▶ _Exercise aim_:
Exact copy, pictures excluded: please retype every record below.

══ Data section

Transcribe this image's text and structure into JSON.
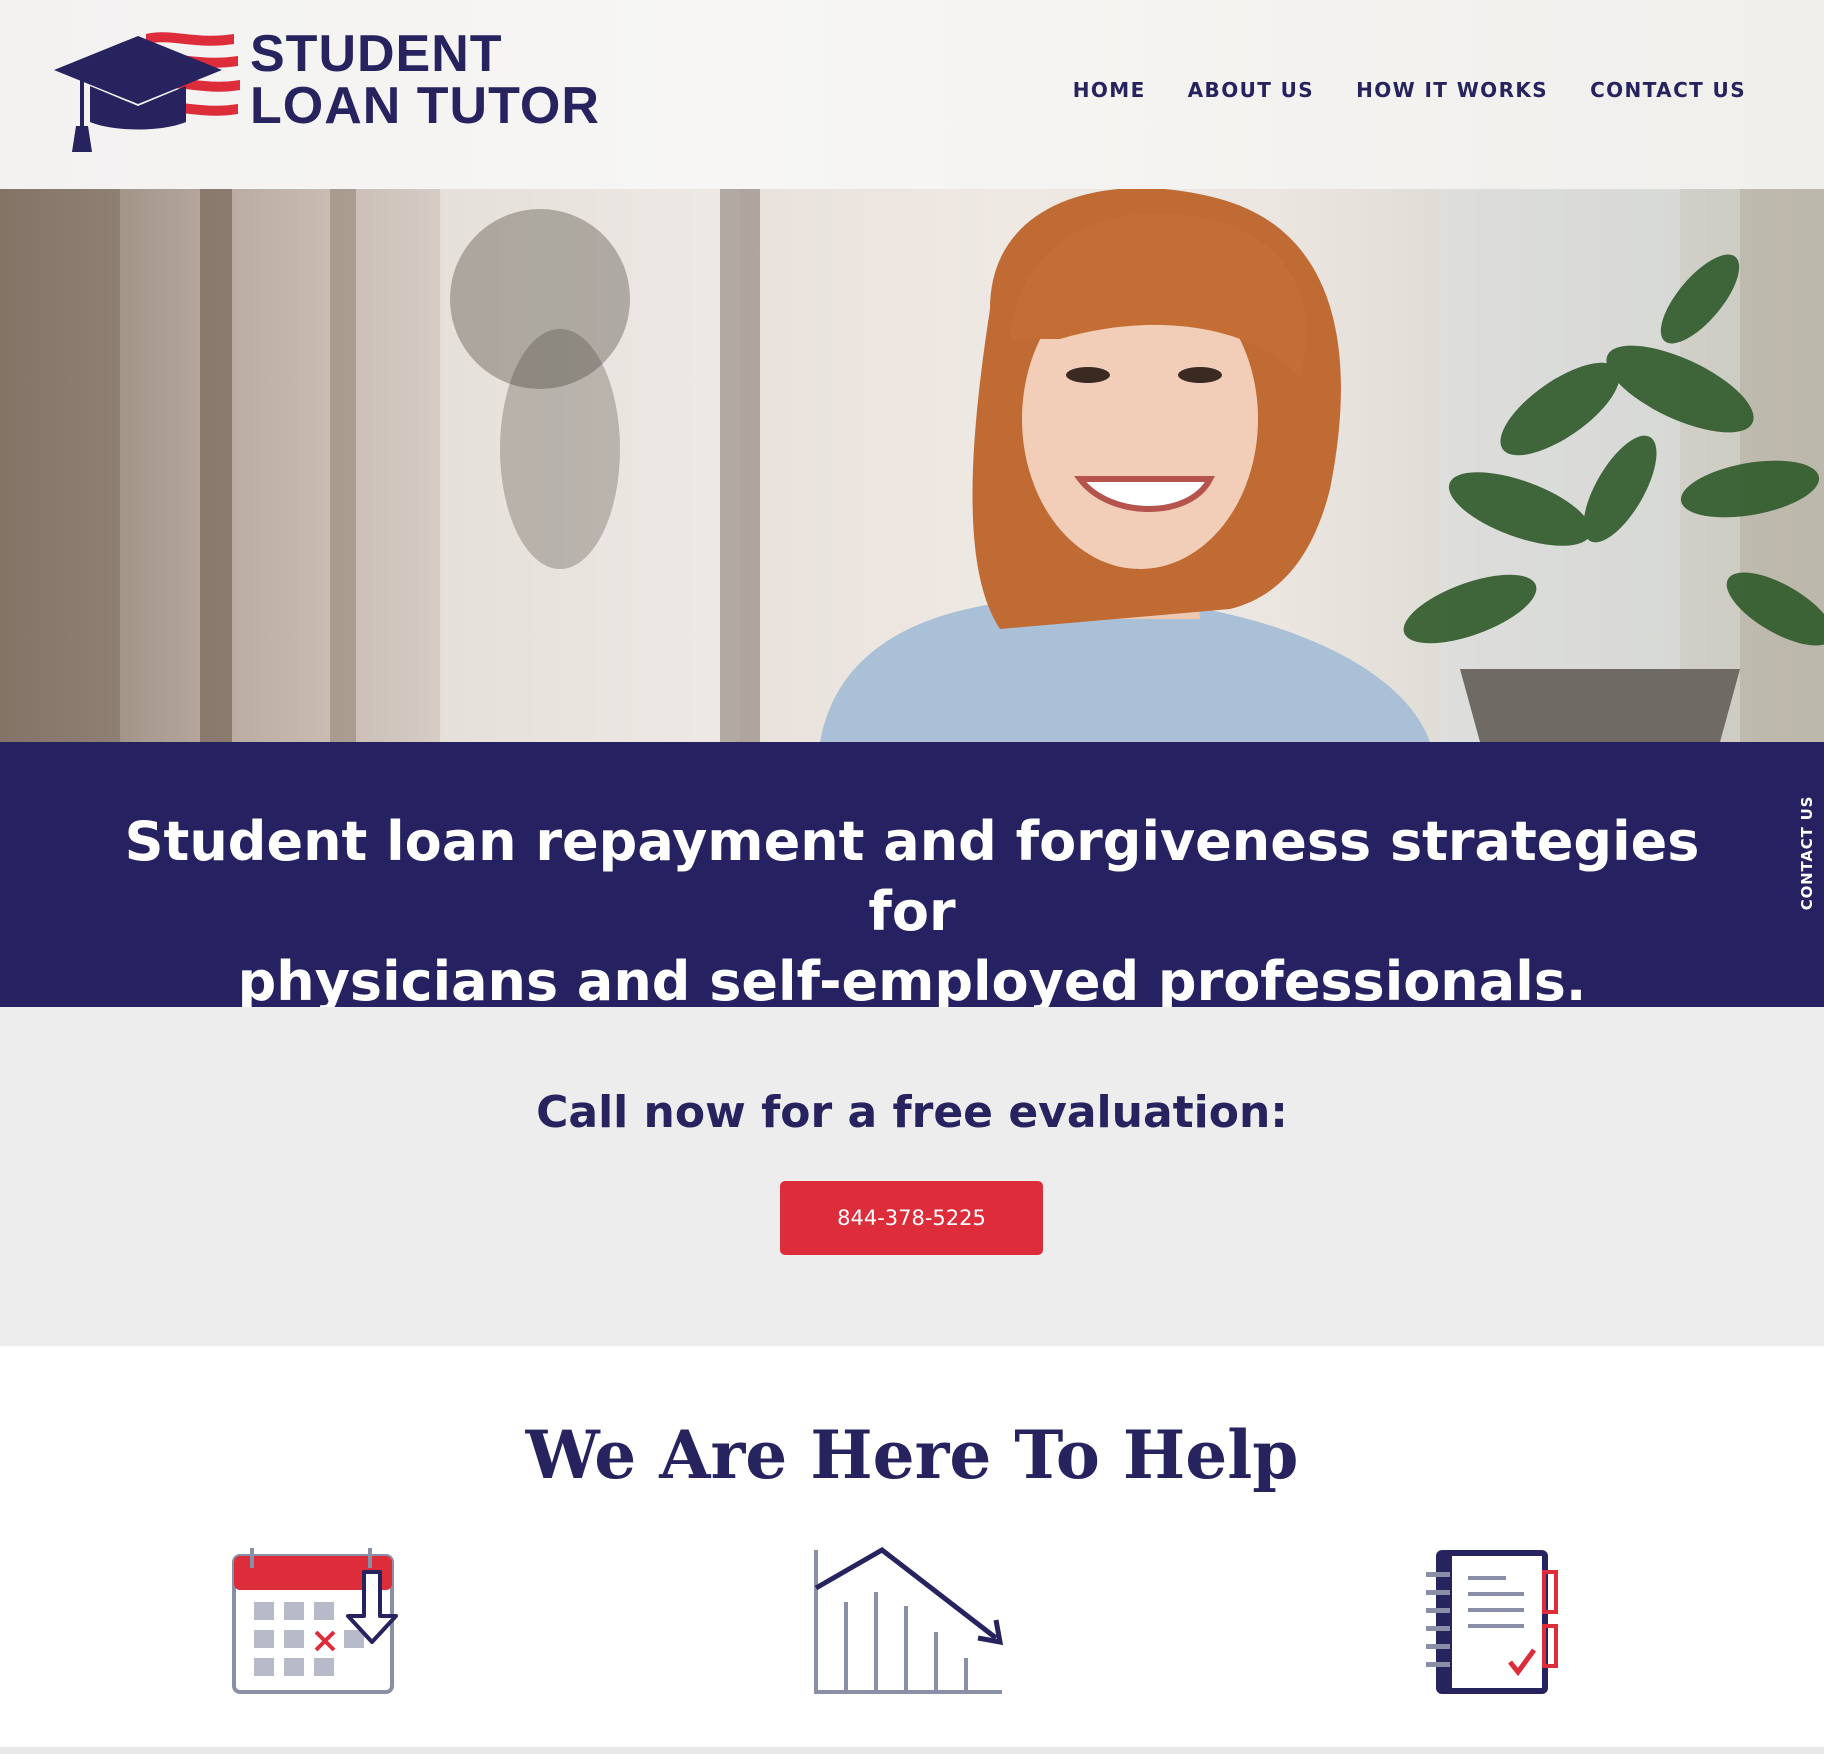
{
  "header": {
    "logo": {
      "line1": "STUDENT",
      "line2": "LOAN TUTOR",
      "icon": "graduation-cap-flag-icon"
    },
    "nav": [
      {
        "label": "HOME"
      },
      {
        "label": "ABOUT US"
      },
      {
        "label": "HOW IT WORKS"
      },
      {
        "label": "CONTACT US"
      }
    ]
  },
  "hero": {
    "image": "smiling-woman-with-plant-photo"
  },
  "banner": {
    "line1": "Student loan repayment and forgiveness strategies for",
    "line2": "physicians and self-employed professionals."
  },
  "side_tab": {
    "label": "CONTACT US"
  },
  "cta": {
    "title": "Call now for a free evaluation:",
    "phone_button": "844-378-5225"
  },
  "help": {
    "title": "We Are Here To Help",
    "icons": [
      "calendar-cancel-icon",
      "declining-chart-icon",
      "notebook-checklist-icon"
    ]
  },
  "colors": {
    "navy": "#262262",
    "red": "#dd2c3a",
    "light_gray": "#ededed"
  }
}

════

▶ _Response to the task_:
Transcribe this image's text and structure into JSON.
{
  "header": {
    "logo": {
      "line1": "STUDENT",
      "line2": "LOAN TUTOR",
      "icon": "graduation-cap-flag-icon"
    },
    "nav": [
      {
        "label": "HOME"
      },
      {
        "label": "ABOUT US"
      },
      {
        "label": "HOW IT WORKS"
      },
      {
        "label": "CONTACT US"
      }
    ]
  },
  "hero": {
    "image": "smiling-woman-with-plant-photo"
  },
  "banner": {
    "line1": "Student loan repayment and forgiveness strategies for",
    "line2": "physicians and self-employed professionals."
  },
  "side_tab": {
    "label": "CONTACT US"
  },
  "cta": {
    "title": "Call now for a free evaluation:",
    "phone_button": "844-378-5225"
  },
  "help": {
    "title": "We Are Here To Help",
    "icons": [
      "calendar-cancel-icon",
      "declining-chart-icon",
      "notebook-checklist-icon"
    ]
  },
  "colors": {
    "navy": "#262262",
    "red": "#dd2c3a",
    "light_gray": "#ededed"
  }
}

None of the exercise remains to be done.